Hundreds of thousands of people in Bangladesh's southwestern region remain homeless after a cyclone struck late last month, killing more than 260 people.
And according to a faith-based organization that supports persecuted churches, Christians are at risk of being neglected as general aid is distributed to victims in the predominantly Muslim country.
"Many Christians have been severely affected by this cyclone," reported the Barnabas Fund on Friday. "Churches have been destroyed and at least 1500 Christian families have been affected, losing homes, livestock, crops, access to work, food, clean water and sanitation."
On May 25, Cyclone Aila lashed low-lying areas in eastern India and Bangladesh, destroying thousands of homes, injuring over 7,000, and killing at least 264 before weakening.
Ziaul Alam, the local administrator in Bangladesh's Khulna district, told The Associated Press that at least 500,000 villagers were affected or stranded, mostly by flash floods caused by tidal surges.
In total, the Barnabas Fund reported that an estimated three million Bangladeshis and two million Indians – at least half of them children – have been affected by the storm.
"Thousands of people are struggling without food and water and are seeking shelter on the limited higher ground," stated the organization Friday. "Many are marooned and awaiting assistance, but stormy conditions, turbulent rivers and mudslides have hampered rescue efforts to the most devastated areas."
There is also increasing concern that salt water from the tidal surge following the cyclone may contaminate the rivers and groundwater used for drinking and farming, it added.
Lack of drinking water not only forces many to go hungry as they will be unable to cook the food they receive from relief agencies, it also increases incidences of diarrhea, which can prove deadly.
"Diarrhea is a serious concern," commented Mohammad Badi Akhter, acting chief of operations for the NGO network Oxfam in Dhaka.
He told the U.N.-run IRIN news agency earlier this month that 10 people in Satkhira District alone had died of diarrhea in a single day.
"There is an urgent need to provide clean water, food and medicine to our brothers and sisters affected by this disaster," commented Dr. Patrick Sookhdeo, international director of Barnabas Fund, which called the disaster in Bangladesh "under-reported" and "forgotten."

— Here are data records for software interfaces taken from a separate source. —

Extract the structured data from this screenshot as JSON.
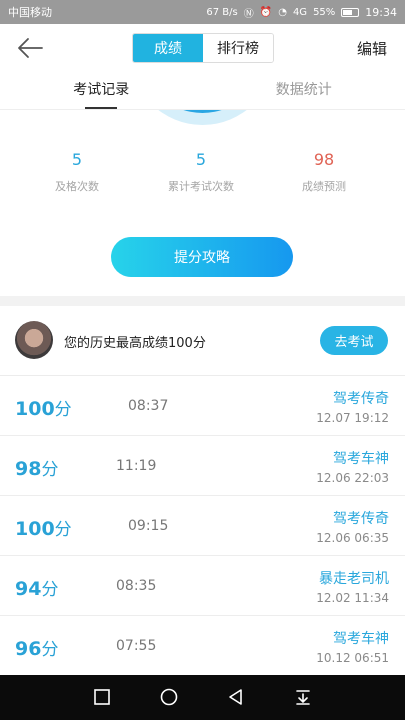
{
  "status": {
    "carrier": "中国移动",
    "speed": "67 B/s",
    "signal": "4G",
    "battery": "55%",
    "time": "19:34"
  },
  "nav": {
    "tab_active": "成绩",
    "tab_inactive": "排行榜",
    "edit": "编辑"
  },
  "subtabs": {
    "records": "考试记录",
    "stats": "数据统计"
  },
  "stats": [
    {
      "value": "5",
      "label": "及格次数"
    },
    {
      "value": "5",
      "label": "累计考试次数"
    },
    {
      "value": "98",
      "label": "成绩预测"
    }
  ],
  "boost_label": "提分攻略",
  "best": {
    "text": "您的历史最高成绩100分",
    "button": "去考试"
  },
  "records": [
    {
      "score": "100",
      "unit": "分",
      "duration": "08:37",
      "title": "驾考传奇",
      "date": "12.07  19:12"
    },
    {
      "score": "98",
      "unit": "分",
      "duration": "11:19",
      "title": "驾考车神",
      "date": "12.06  22:03"
    },
    {
      "score": "100",
      "unit": "分",
      "duration": "09:15",
      "title": "驾考传奇",
      "date": "12.06  06:35"
    },
    {
      "score": "94",
      "unit": "分",
      "duration": "08:35",
      "title": "暴走老司机",
      "date": "12.02  11:34"
    },
    {
      "score": "96",
      "unit": "分",
      "duration": "07:55",
      "title": "驾考车神",
      "date": "10.12  06:51"
    }
  ],
  "colors": {
    "accent": "#29a7dc",
    "prediction": "#e06355",
    "status_bar": "#9a9a9a"
  }
}
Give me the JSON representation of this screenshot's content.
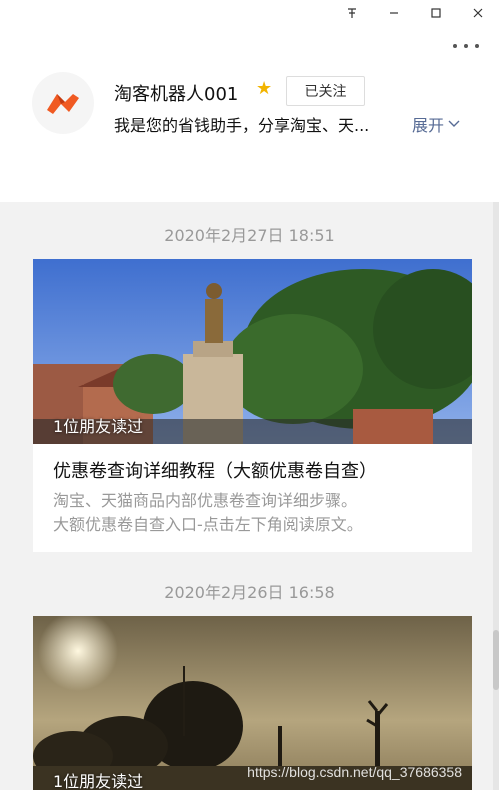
{
  "window_controls": {
    "pin": "𝍖",
    "minimize": "—",
    "maximize": "☐",
    "close": "✕"
  },
  "account": {
    "name": "淘客机器人001",
    "star": "★",
    "follow_label": "已关注",
    "description": "我是您的省钱助手，分享淘宝、天...",
    "expand_label": "展开"
  },
  "articles": [
    {
      "date": "2020年2月27日 18:51",
      "read_by": "1位朋友读过",
      "title": "优惠卷查询详细教程（大额优惠卷自查）",
      "summary_line1": "淘宝、天猫商品内部优惠卷查询详细步骤。",
      "summary_line2": "大额优惠卷自查入口-点击左下角阅读原文。"
    },
    {
      "date": "2020年2月26日 16:58",
      "read_by": "1位朋友读过"
    }
  ],
  "watermark": "https://blog.csdn.net/qq_37686358",
  "colors": {
    "link": "#576b95",
    "star": "#f2b400",
    "muted": "#999999"
  }
}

"We are initially assisting around 500 families, but the need is much greater," added the Christian leader, whose organization is working in Bangladesh to provide emergency relief in the form of cooking oil, rice, lentils, bread, medicine and clean water.
Other groups working to improve the WASH (water, sanitation and hygiene) situation in Bangladesh include the U.N. Children's Fund, the government's Department of Public Health Engineering, Action contre la Faim, ActionAid, BRAC, CARE, CARITAS, Catholic Relief Services, NGO Forum, Islamic Relief, Muslim Aid, Save the Children USA, Solidarites, Oxfam GB and Water Aid.
According to Oxfam, the Ganges-Brahmaputra and Meghna river basin in Bangladesh is one of the most disaster-prone regions in the world. Bangladesh's coastline is regularly battered by tropical cyclones, and one-third of the country floods annually during the monsoon.
Some in Bangladesh don't expect waters from the latest flooding to recede before the end of the monsoon season – around the end of September.
According to the country's Disaster Management Bureau, over 1,400 km of flood protection embankments were washed away by Aila, exposing thousands of villages just as the monsoon was beginning.